▶ _Requirement_:
For every entry, reproduce the wording exactly and omit any image it holds.

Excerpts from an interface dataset
╭──
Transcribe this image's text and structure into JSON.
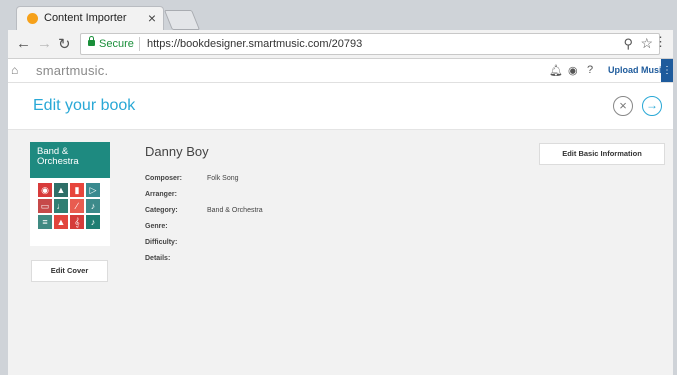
{
  "browser": {
    "tab_title": "Content Importer",
    "tab_close": "×",
    "secure_label": "Secure",
    "url": "https://bookdesigner.smartmusic.com/20793"
  },
  "app": {
    "brand": "smartmusic.",
    "upload_label": "Upload Music"
  },
  "page": {
    "title": "Edit your book"
  },
  "cover": {
    "title_line1": "Band &",
    "title_line2": "Orchestra",
    "edit_label": "Edit Cover",
    "tile_colors": [
      "#d83b3b",
      "#2f6f68",
      "#e7453c",
      "#3a8a8f",
      "#c64a4a",
      "#2f7f73",
      "#e85c50",
      "#3d8a8a",
      "#3f8a82",
      "#e2453d",
      "#d53c3a",
      "#1e7d72"
    ]
  },
  "book": {
    "title": "Danny Boy",
    "edit_basic_label": "Edit Basic Information",
    "fields": [
      {
        "label": "Composer:",
        "value": "Folk Song"
      },
      {
        "label": "Arranger:",
        "value": ""
      },
      {
        "label": "Category:",
        "value": "Band & Orchestra"
      },
      {
        "label": "Genre:",
        "value": ""
      },
      {
        "label": "Difficulty:",
        "value": ""
      },
      {
        "label": "Details:",
        "value": ""
      }
    ]
  }
}
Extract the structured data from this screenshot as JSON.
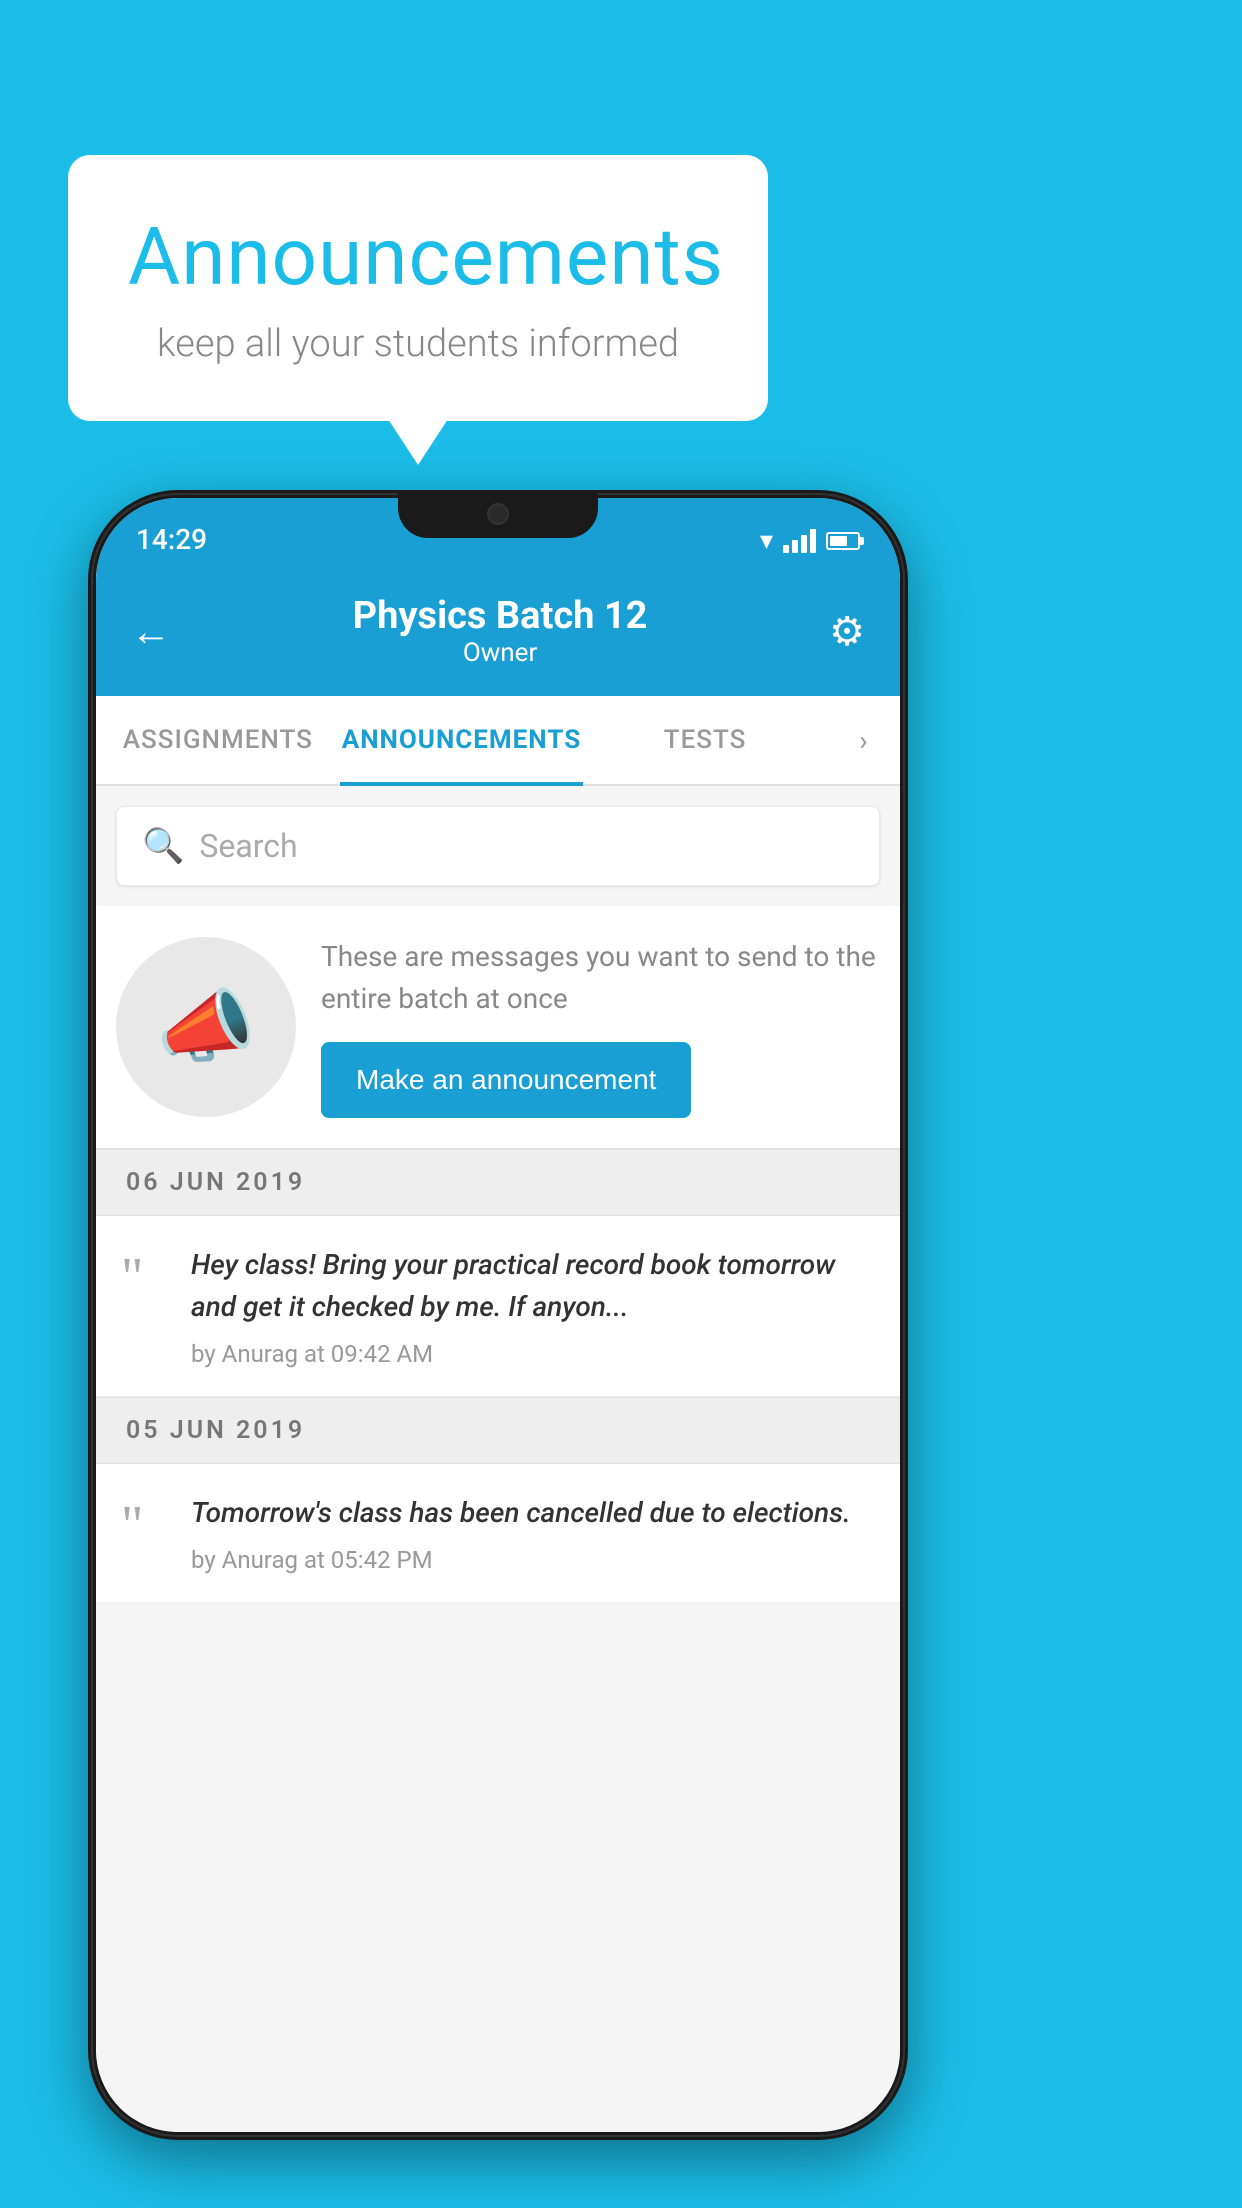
{
  "background_color": "#1BBDE8",
  "speech_bubble": {
    "title": "Announcements",
    "subtitle": "keep all your students informed"
  },
  "phone": {
    "status_bar": {
      "time": "14:29"
    },
    "header": {
      "title": "Physics Batch 12",
      "subtitle": "Owner",
      "back_label": "←",
      "gear_label": "⚙"
    },
    "tabs": [
      {
        "label": "ASSIGNMENTS",
        "active": false
      },
      {
        "label": "ANNOUNCEMENTS",
        "active": true
      },
      {
        "label": "TESTS",
        "active": false
      }
    ],
    "search": {
      "placeholder": "Search"
    },
    "cta": {
      "description": "These are messages you want to send to the entire batch at once",
      "button_label": "Make an announcement"
    },
    "announcements": [
      {
        "date": "06  JUN  2019",
        "text": "Hey class! Bring your practical record book tomorrow and get it checked by me. If anyon...",
        "meta": "by Anurag at 09:42 AM"
      },
      {
        "date": "05  JUN  2019",
        "text": "Tomorrow's class has been cancelled due to elections.",
        "meta": "by Anurag at 05:42 PM"
      }
    ]
  }
}
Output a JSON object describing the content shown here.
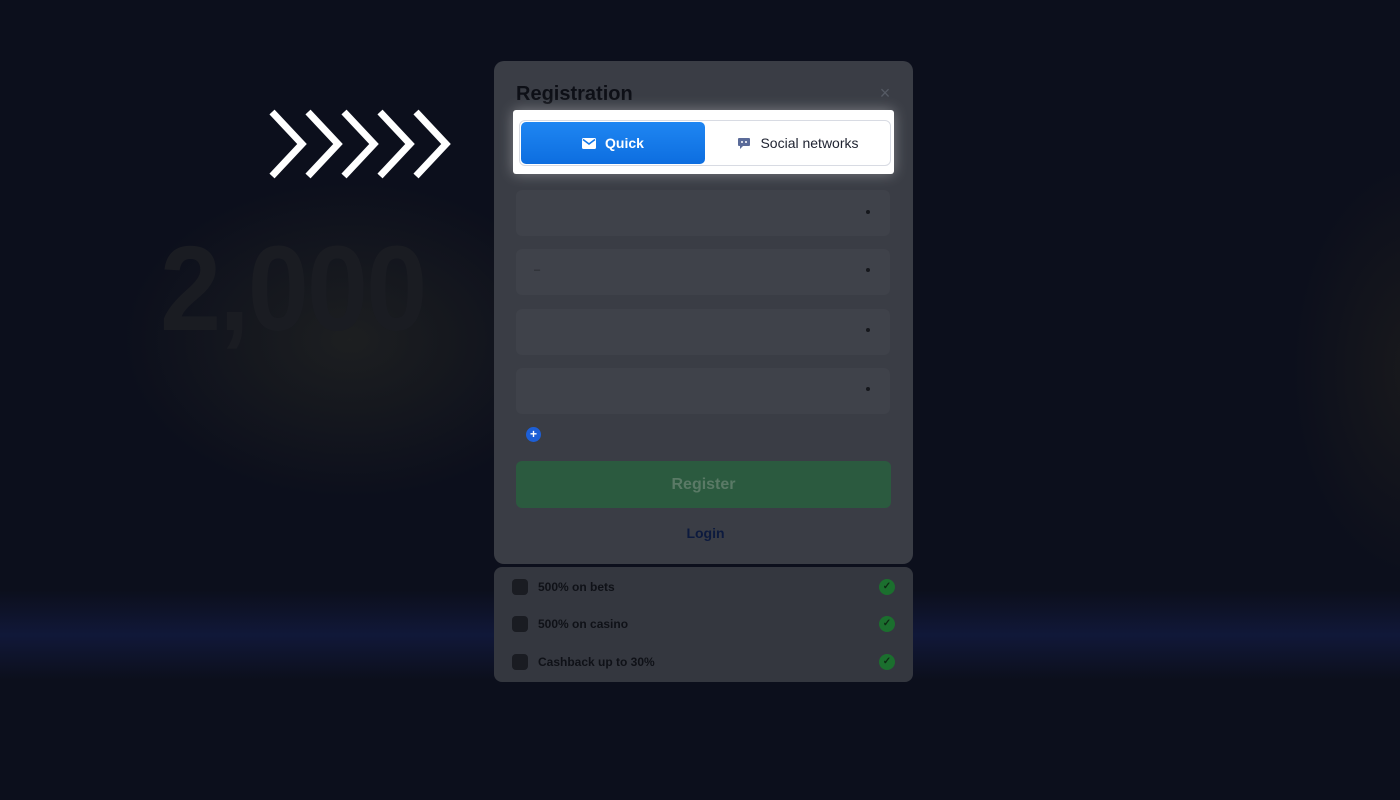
{
  "background": {
    "promo_amount": "2,000",
    "right_line_1": "",
    "right_line_2": ""
  },
  "modal": {
    "title": "Registration",
    "close_icon": "close-icon",
    "tabs": [
      {
        "label": "Quick",
        "icon": "envelope-icon",
        "active": true
      },
      {
        "label": "Social networks",
        "icon": "chat-bubble-icon",
        "active": false
      }
    ],
    "fields": [
      {
        "name": "country",
        "placeholder": ""
      },
      {
        "name": "currency",
        "placeholder": "–"
      },
      {
        "name": "phone",
        "placeholder": ""
      },
      {
        "name": "bonus",
        "placeholder": ""
      }
    ],
    "promo_code_label": "",
    "register_label": "Register",
    "login_prompt": "",
    "login_link": "Login"
  },
  "bonuses": [
    {
      "label": "500% on bets",
      "icon": "sports-icon"
    },
    {
      "label": "500% on casino",
      "icon": "casino-icon"
    },
    {
      "label": "Cashback up to 30%",
      "icon": "cashback-icon"
    }
  ],
  "disclaimer": "",
  "colors": {
    "accent_blue": "#1f86f2",
    "register_green": "#2b5a3f",
    "overlay": "#0c0f1c"
  }
}
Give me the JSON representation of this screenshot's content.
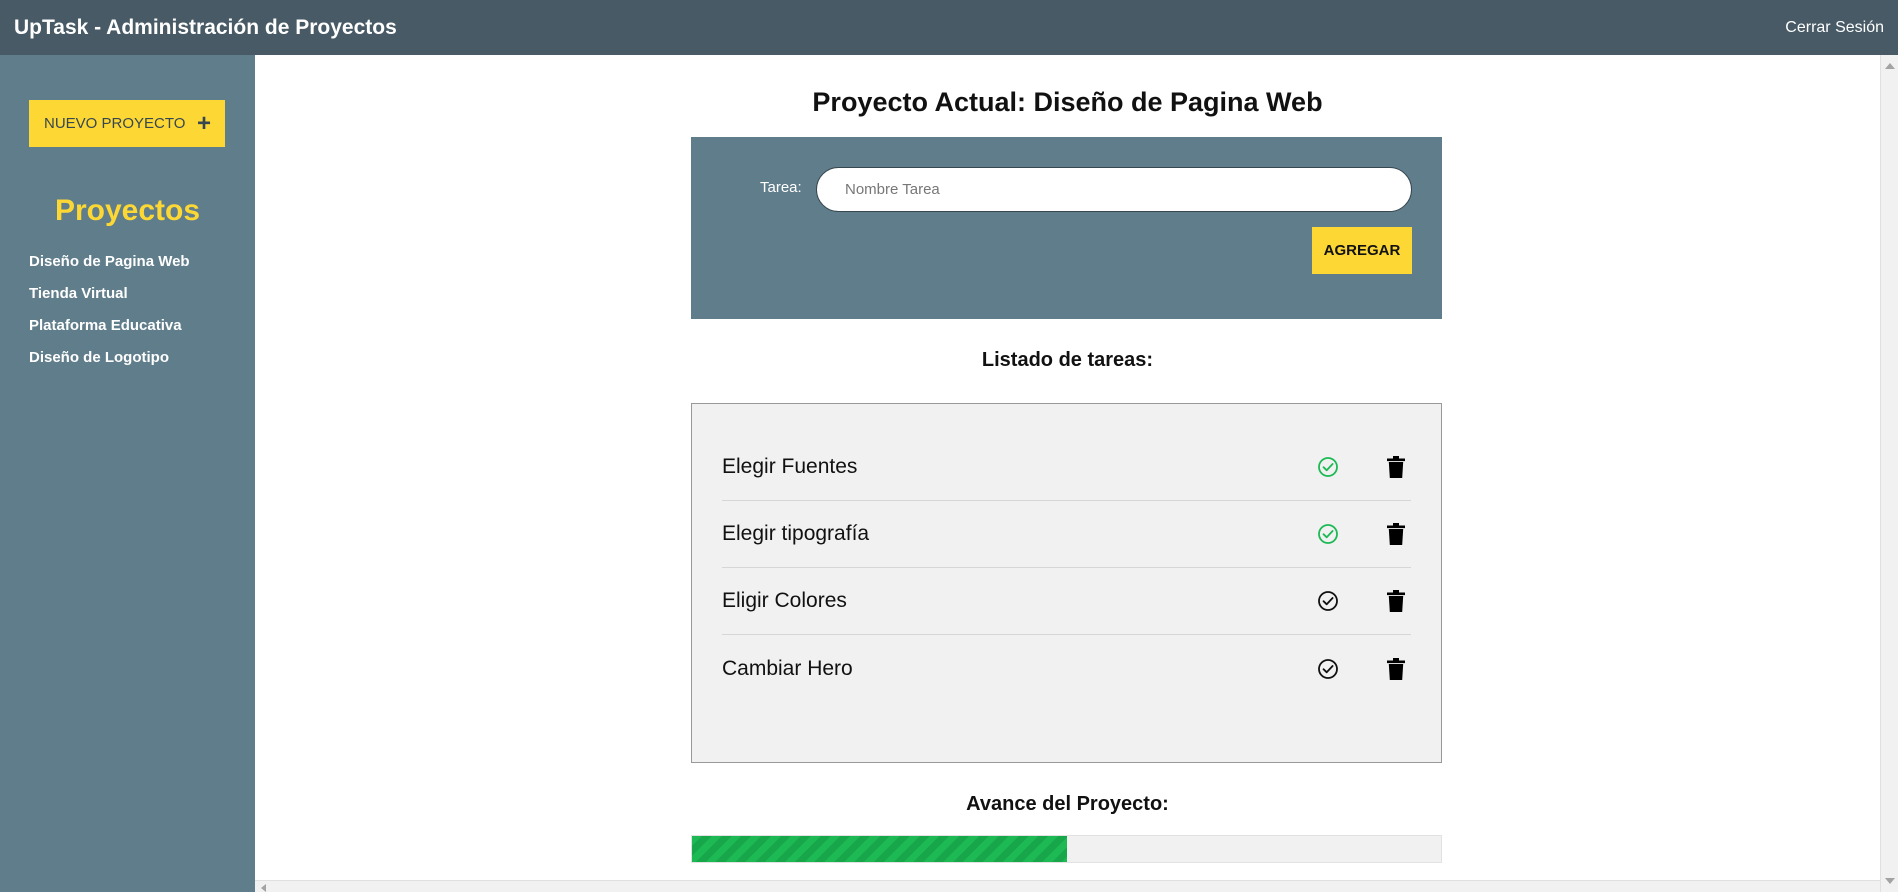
{
  "header": {
    "title": "UpTask - Administración de Proyectos",
    "logout_label": "Cerrar Sesión"
  },
  "sidebar": {
    "new_project_label": "NUEVO PROYECTO",
    "new_project_icon": "plus-icon",
    "projects_title": "Proyectos",
    "projects": [
      {
        "label": "Diseño de Pagina Web"
      },
      {
        "label": "Tienda Virtual"
      },
      {
        "label": "Plataforma Educativa"
      },
      {
        "label": "Diseño de Logotipo"
      }
    ]
  },
  "main": {
    "current_project_label": "Proyecto Actual:",
    "current_project_name": "Diseño de Pagina Web",
    "form": {
      "task_label": "Tarea:",
      "task_placeholder": "Nombre Tarea",
      "task_value": "",
      "add_label": "AGREGAR"
    },
    "tasks_heading": "Listado de tareas:",
    "tasks": [
      {
        "name": "Elegir Fuentes",
        "completed": true
      },
      {
        "name": "Elegir tipografía",
        "completed": true
      },
      {
        "name": "Eligir Colores",
        "completed": false
      },
      {
        "name": "Cambiar Hero",
        "completed": false
      }
    ],
    "progress_heading": "Avance del Proyecto:",
    "progress": 0.5
  },
  "colors": {
    "header_bg": "#475a66",
    "sidebar_bg": "#607d8b",
    "accent_yellow": "#fdd835",
    "check_completed": "#1db954",
    "check_pending": "#111111",
    "progress_green": "#1db954"
  }
}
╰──
▶ _Expected answer_:
Transcribe this image's text and structure into JSON.
{
  "browser": {
    "tab_title": "Content Importer",
    "tab_close": "×",
    "secure_label": "Secure",
    "url": "https://bookdesigner.smartmusic.com/20793"
  },
  "app": {
    "brand": "smartmusic.",
    "upload_label": "Upload Music"
  },
  "page": {
    "title": "Edit your book"
  },
  "cover": {
    "title_line1": "Band &",
    "title_line2": "Orchestra",
    "edit_label": "Edit Cover",
    "tile_colors": [
      "#d83b3b",
      "#2f6f68",
      "#e7453c",
      "#3a8a8f",
      "#c64a4a",
      "#2f7f73",
      "#e85c50",
      "#3d8a8a",
      "#3f8a82",
      "#e2453d",
      "#d53c3a",
      "#1e7d72"
    ]
  },
  "book": {
    "title": "Danny Boy",
    "edit_basic_label": "Edit Basic Information",
    "fields": [
      {
        "label": "Composer:",
        "value": "Folk Song"
      },
      {
        "label": "Arranger:",
        "value": ""
      },
      {
        "label": "Category:",
        "value": "Band & Orchestra"
      },
      {
        "label": "Genre:",
        "value": ""
      },
      {
        "label": "Difficulty:",
        "value": ""
      },
      {
        "label": "Details:",
        "value": ""
      }
    ]
  }
}
Extract the structured data from this screenshot as JSON.
{
  "background_color": "#1BBDE8",
  "speech_bubble": {
    "title": "Announcements",
    "subtitle": "keep all your students informed"
  },
  "phone": {
    "status_bar": {
      "time": "14:29"
    },
    "header": {
      "title": "Physics Batch 12",
      "subtitle": "Owner",
      "back_label": "←",
      "gear_label": "⚙"
    },
    "tabs": [
      {
        "label": "ASSIGNMENTS",
        "active": false
      },
      {
        "label": "ANNOUNCEMENTS",
        "active": true
      },
      {
        "label": "TESTS",
        "active": false
      }
    ],
    "search": {
      "placeholder": "Search"
    },
    "cta": {
      "description": "These are messages you want to send to the entire batch at once",
      "button_label": "Make an announcement"
    },
    "announcements": [
      {
        "date": "06  JUN  2019",
        "text": "Hey class! Bring your practical record book tomorrow and get it checked by me. If anyon...",
        "meta": "by Anurag at 09:42 AM"
      },
      {
        "date": "05  JUN  2019",
        "text": "Tomorrow's class has been cancelled due to elections.",
        "meta": "by Anurag at 05:42 PM"
      }
    ]
  }
}
Output a JSON object describing the content shown here.
{
  "background": {
    "promo_amount": "2,000",
    "right_line_1": "",
    "right_line_2": ""
  },
  "modal": {
    "title": "Registration",
    "close_icon": "close-icon",
    "tabs": [
      {
        "label": "Quick",
        "icon": "envelope-icon",
        "active": true
      },
      {
        "label": "Social networks",
        "icon": "chat-bubble-icon",
        "active": false
      }
    ],
    "fields": [
      {
        "name": "country",
        "placeholder": ""
      },
      {
        "name": "currency",
        "placeholder": "–"
      },
      {
        "name": "phone",
        "placeholder": ""
      },
      {
        "name": "bonus",
        "placeholder": ""
      }
    ],
    "promo_code_label": "",
    "register_label": "Register",
    "login_prompt": "",
    "login_link": "Login"
  },
  "bonuses": [
    {
      "label": "500% on bets",
      "icon": "sports-icon"
    },
    {
      "label": "500% on casino",
      "icon": "casino-icon"
    },
    {
      "label": "Cashback up to 30%",
      "icon": "cashback-icon"
    }
  ],
  "disclaimer": "",
  "colors": {
    "accent_blue": "#1f86f2",
    "register_green": "#2b5a3f",
    "overlay": "#0c0f1c"
  }
}
Give me the JSON representation of this screenshot's content.
{
  "header": {
    "title": "UpTask - Administración de Proyectos",
    "logout_label": "Cerrar Sesión"
  },
  "sidebar": {
    "new_project_label": "NUEVO PROYECTO",
    "new_project_icon": "plus-icon",
    "projects_title": "Proyectos",
    "projects": [
      {
        "label": "Diseño de Pagina Web"
      },
      {
        "label": "Tienda Virtual"
      },
      {
        "label": "Plataforma Educativa"
      },
      {
        "label": "Diseño de Logotipo"
      }
    ]
  },
  "main": {
    "current_project_label": "Proyecto Actual:",
    "current_project_name": "Diseño de Pagina Web",
    "form": {
      "task_label": "Tarea:",
      "task_placeholder": "Nombre Tarea",
      "task_value": "",
      "add_label": "AGREGAR"
    },
    "tasks_heading": "Listado de tareas:",
    "tasks": [
      {
        "name": "Elegir Fuentes",
        "completed": true
      },
      {
        "name": "Elegir tipografía",
        "completed": true
      },
      {
        "name": "Eligir Colores",
        "completed": false
      },
      {
        "name": "Cambiar Hero",
        "completed": false
      }
    ],
    "progress_heading": "Avance del Proyecto:",
    "progress": 0.5
  },
  "colors": {
    "header_bg": "#475a66",
    "sidebar_bg": "#607d8b",
    "accent_yellow": "#fdd835",
    "check_completed": "#1db954",
    "check_pending": "#111111",
    "progress_green": "#1db954"
  }
}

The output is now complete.